    Start the New Year on the right foot

    THE year-end festive season may bring about a mixed bag of emotions - the joy and excitement that come from celebrations and sumptuous meals coinciding with worries and feelings of stress over the pressure of career goals we set out to achieve at the start of the year.

    The close of another year often gets people thinking not only about their achievements, but also setbacks that they may have faced over the past 12 months.

    For many young executives and even experienced working adults, it is usually the time to take stock and evaluate whether they have achieved their career goals for the year. They may experience a sense of anticipation and have a positive outlook towards new beginnings, or harbour feelings of regret and sadness over unfulfilled aspirations.

    As an executive starting out in the corporate world, you are eager to make an impression at work. Many of us may believe that belonging to a group and being seen as a team player is part of the job as we aspire to progress in our careers.

    With the festive season around the corner, you may feel the need to participate in the office gift exchange, or attend after-office-hours social functions, for fear of being left out.

    This may lead to last-minute stressful shopping sprees to buy gifts or efforts to look your best. You may also feel the need to buy something nice for your loved ones, which can lead to financial stress as your budget may start to look stretched.

    The stress level may also go up a notch if you are a perfectionist at work. You constantly spot mistakes in your work and try to improve. Perfectionists will rarely accept anything less than perfection, even in their social lives, as anything less than perfect is considered a failure.

    How then can we ensure that we start the year on the right foot?

    Coping with year-end stress

    It is important to start the New Year on a positive note. To do that, there is a need to understand that negative feelings can stem from unrealistic expectations of yourself and others.

    Keeping up with the Joneses

    We often find that we place pressure on ourselves by trying to keep up with the Joneses, especially in gift buying. But ask any recipient and you will often realise that it is truly the thought that counts. People appreciate the effort taken to present them with a thoughtful gift, regardless of its cost.

    You can also take comfort in the fact that many of these negative feelings like keeping up with appearances or preparing for the year-end social event will eventually pass as the festive season ends.

    Realistic goals, even for the perfectionist

    The year-end holiday season is a good time to reflect on and explore areas in your life that have been bothering you. Use the break to come up with solutions for those stressors that you believe you can resolve. Ask yourself if the expectations you have of yourself are realistic - whether on the personal front or at work.

    If they are not, you might want to revise your goals towards something more manageable while still being aspirational. If you find yourself unable to work through these issues on your own, consider talking to a trusted mentor or friend.
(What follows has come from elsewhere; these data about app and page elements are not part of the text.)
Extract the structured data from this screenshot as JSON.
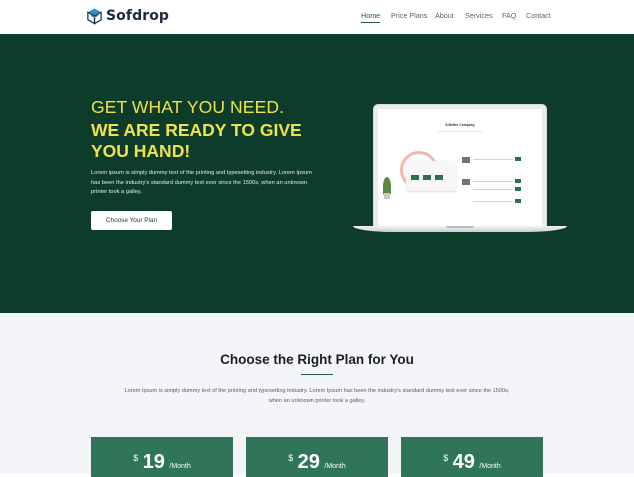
{
  "brand": {
    "name": "Sofdrop",
    "accent": "#1f5a40"
  },
  "nav": {
    "items": [
      {
        "label": "Home",
        "active": true
      },
      {
        "label": "Price Plans",
        "active": false
      },
      {
        "label": "About",
        "active": false
      },
      {
        "label": "Services",
        "active": false
      },
      {
        "label": "FAQ",
        "active": false
      },
      {
        "label": "Contact",
        "active": false
      }
    ]
  },
  "hero": {
    "title_line1": "GET WHAT YOU NEED.",
    "title_line2": "WE ARE READY TO GIVE YOU HAND!",
    "description": "Lorem ipsum is simply dummy text of the printing and typesetting industry. Lorem Ipsum has been the industry's standard dummy text ever since the 1500s, when an unknown printer took a galley.",
    "cta_label": "Choose Your Plan",
    "background": "#0d3d2a",
    "title_color": "#f0e24c",
    "mockup_title": "A Better Company"
  },
  "pricing": {
    "title": "Choose the Right Plan for You",
    "description": "Lorem Ipsum is simply dummy text of the printing and typesetting industry. Lorem Ipsum has been the industry's standard dummy text ever since the 1500s, when an unknown printer took a galley.",
    "plans": [
      {
        "currency": "$",
        "amount": "19",
        "period": "/Month"
      },
      {
        "currency": "$",
        "amount": "29",
        "period": "/Month"
      },
      {
        "currency": "$",
        "amount": "49",
        "period": "/Month"
      }
    ],
    "card_color": "#2e7559"
  }
}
    Getting active can give your mind and body a break from the issues that cannot be resolved. Indulge in activities that bring pleasure, relaxation and meaning. Go for a massage, sign up for yoga class or spend some time with nature. Staying away from places that trigger stress can help you to relax.

    Count your blessings

    Volunteering for a cause can add meaning to your life, and increase a sense of joy and contentment. Through volunteering, you learn to appreciate what you have, count your blessings and show gratitude.

    Being thankful and showing appreciation foster positive feelings, which in turn contribute to one's overall sense of well-being. It has been found that being grateful brings about greater optimism and a sense of connectedness to others.

    New Year resolutions are for the year, not just the month of December

    We make resolutions every year with the best of intentions and hope that we can stick to them. Personal resolutions may range from losing weight to getting that promotion at work.

    The thing about resolutions is that they usually start out well during the first few weeks but once work starts to pile up, you may find that you have less time to work on your resolutions. This is when you should understand that resolutions are to be worked on throughout the year.

    They are life-long changes that you want to make. Not achieving the resolutions for the year does not represent failure; it is simply a bump on the road.

    You should consider reviewing your resolutions regularly throughout the year. This will allow you to see how you are coping and make adjustments accordingly, instead of reviewing them at the end of the year, only to realise you have missed your targets.

    Start 2014 SMART

    Take some time during this holiday season to refocus and work towards more manageable expectations of yourself by setting SMART goals. SMART goals are targets that are Specific, Measurable, Attainable, Realistic and Timely. By adopting the right attitude, there is no reason why you cannot achieve your goals.

    Here is wishing you a happy and stress-free holiday season.

    The writer is a clinical psychologist from the National Healthcare Group Polyclinics.